Last night marks the 50th anniversary of the first broadcast of Star Trek. It premiered on September 8, 1966. I watched a few minutes of that opening episode, but already had evening obligations to tour a cemetery with Dwight Moffit (more on that in another post.) So, tonight, even though I’m on the road for a paddling trip, I’m going to hit the hotel’s wifi and stream that first episode, “The Man Trap,” and reflect on fifty years of Trekhood. Continue reading “50 Years a Trekkie”
Anna has been trying to get me to go trampolining with her and Ethan. This morning I didn’t have any pressing duties or appointments, so I decided to go. We spent a fun hour with an intense workout at Gravitopia. Gravitopia is located off of Butler Road, near the dreaded part of Woodruff Road that … Continue reading Defying Gravity
Unless you’ve been living under a rock for the past six months, everyone knows that the latest movie in the Star Wars series opened last week. To say there was been hype would be a HUGE understatement. Coming out before Christmas, just about all of the stores were stocked with movie merchandise, and there were lots of advertising tie-ins.
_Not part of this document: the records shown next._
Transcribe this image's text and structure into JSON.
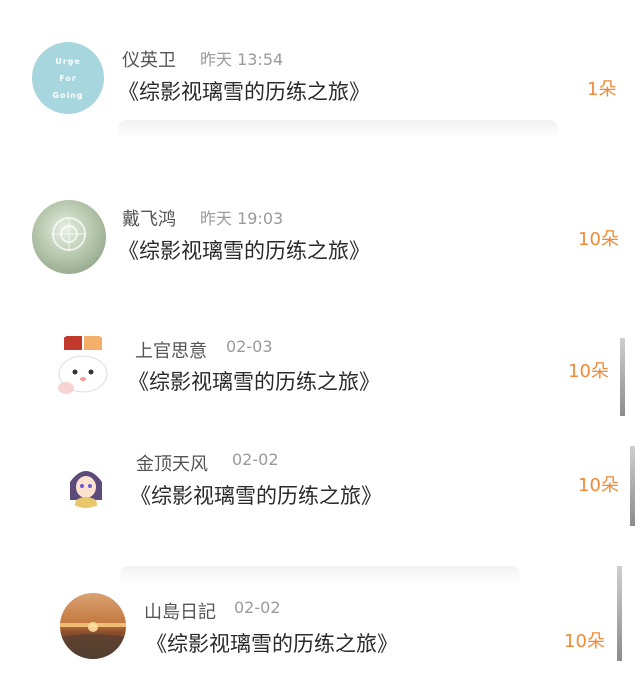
{
  "list": [
    {
      "name": "仪英卫",
      "time": "昨天 13:54",
      "title": "《综影视璃雪的历练之旅》",
      "count": "1朵",
      "avatar_icon": "urge-for-going-avatar",
      "avatar_lines": [
        "Urge",
        "For",
        "Going"
      ]
    },
    {
      "name": "戴飞鸿",
      "time": "昨天 19:03",
      "title": "《综影视璃雪的历练之旅》",
      "count": "10朵",
      "avatar_icon": "pattern-avatar"
    },
    {
      "name": "上官思意",
      "time": "02-03",
      "title": "《综影视璃雪的历练之旅》",
      "count": "10朵",
      "avatar_icon": "cartoon-bunny-avatar"
    },
    {
      "name": "金顶天风",
      "time": "02-02",
      "title": "《综影视璃雪的历练之旅》",
      "count": "10朵",
      "avatar_icon": "anime-girl-avatar"
    },
    {
      "name": "山島日記",
      "time": "02-02",
      "title": "《综影视璃雪的历练之旅》",
      "count": "10朵",
      "avatar_icon": "sunset-avatar"
    }
  ]
}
The problem, of course, is that a movie might not live up to the hype. It could be as bad as, say, the Phantom Menace. Many fans were holding their breath, me being one of them. Despite the hype, bad things could happen. Continue reading “The Hype Awakens”
NOTE: I’m just now getting around to completing this post. This has been a very busy week.
Gallabrae – rhymes with Gallifrey, for the Whovians out there. It’s a made-up Gaellic term that’s supposed to mean “bold and daring” and “beautiful highlands.” It’s also the name that has come to symbolize the Greenville Scottish Games at Furman University. This year was the tenth anniversary of the games.
I hadn’t planned to attend the games this year. However, Laura’s plan for the day was to relax and read at the house. She needed the down time, but I’d been working around the house all week. I decided to head on up to Furman for the games. Continue reading “Gallabrae 2015”
Memorial Day Weekend in Greenville means that the Scottish Games are once again coming to the Furman University campus. Last year we participated in the Great Scot Parade downtown in our Mini. This year we not only did the parade, but I made it over to the games themselves. Continue reading “Great Scot Parade 2015”
Paul Wagenknecht had a confession to make. He and several other Furman professors had been making regular treks out to the Greer Dragway for their Thursday “Practice and Grudge Night.” He invited me to come along and bring my camera and audio recorders. How could I possibly refuse? Continue reading “Honeysuckle and Racing Fuel”
Reports from the BBC are that Top Gear presenter Jeremy Clarkson is to be sacked today for getting into an altercation with producer Oisin Tymon. Apparently Clarkson punched Tymon when Tymon provided Clarkson cold cuts instead of steak after a long day of shooting. I’m sure there’s a much larger backstory there, but we’ll … Continue reading And on that bombshell…
Many years ago my brother Houston told me about a radio documentary entitled “The Bells of Europe,” which came out in 1973. Houston liked it so much that he ordered a cassette tape of the show, which I listened to, as well. It was an excellent show that documented the history of the bells of the cathedrals of Europe, from their creation to the destruction of many to build cannons for war.
The drama was the creation of Peter Leonhard Braun, a German radio pioneer. Braun’s intent was take radio outside of the studio. With audio recording equipment improving and becoming more portable, Braun wanted to explore the possibilities of creating audio documentaries on-site, and the Bells of Europe was the first of these documentaries.
Yesterday the world learned of the death of Leonard Nimoy, Mr. Spock of Star Trek fame. As you might imagine, there has already been a tremendous amount of eulogizing about a beloved character, actor, and human being. I don’t intend to repeat that, or post yet another image of the funeral scene from Wrath of … Continue reading Farewell Spock
Quick, let’s play a game. What do the following actors have in common?
OK, that one was probably too easy. Each of these actors played a character named James Bond.
How about another one? What do all these characters have in common?
Right, that one was too easy, too. All of these actors played Batman at one time or another.
Now let’s make it a bit harder. What about these actors? They have something similar in common.
If I told you that the three actors above are Alex Cord, John Saxon, and Kevin Sorbo, would that help? (And, no, they didn’t all play Hercules.) OK, I’ll tell you. All three of these played a character named Dylan Hunt. More on that a bit later.
Here’s one last one. These three also have something in common. Two should be very recognizable.
The inclusion of Leonard Nimoy and Brent Spiner in the last set might make you think Star Trek. (Well, that, and the title of the post) But who’s this third guy? It turns out that all of the actors in those last two sets have been involved with projects created by legendary Gene Roddenberry. As Dwight and I were working on our list of science fictions predictions we started talking about Roddenberry projects, and Dwight suggested a blog post on Lost Roddenberry. So, here it goes… Continue reading “Lost Roddenberry”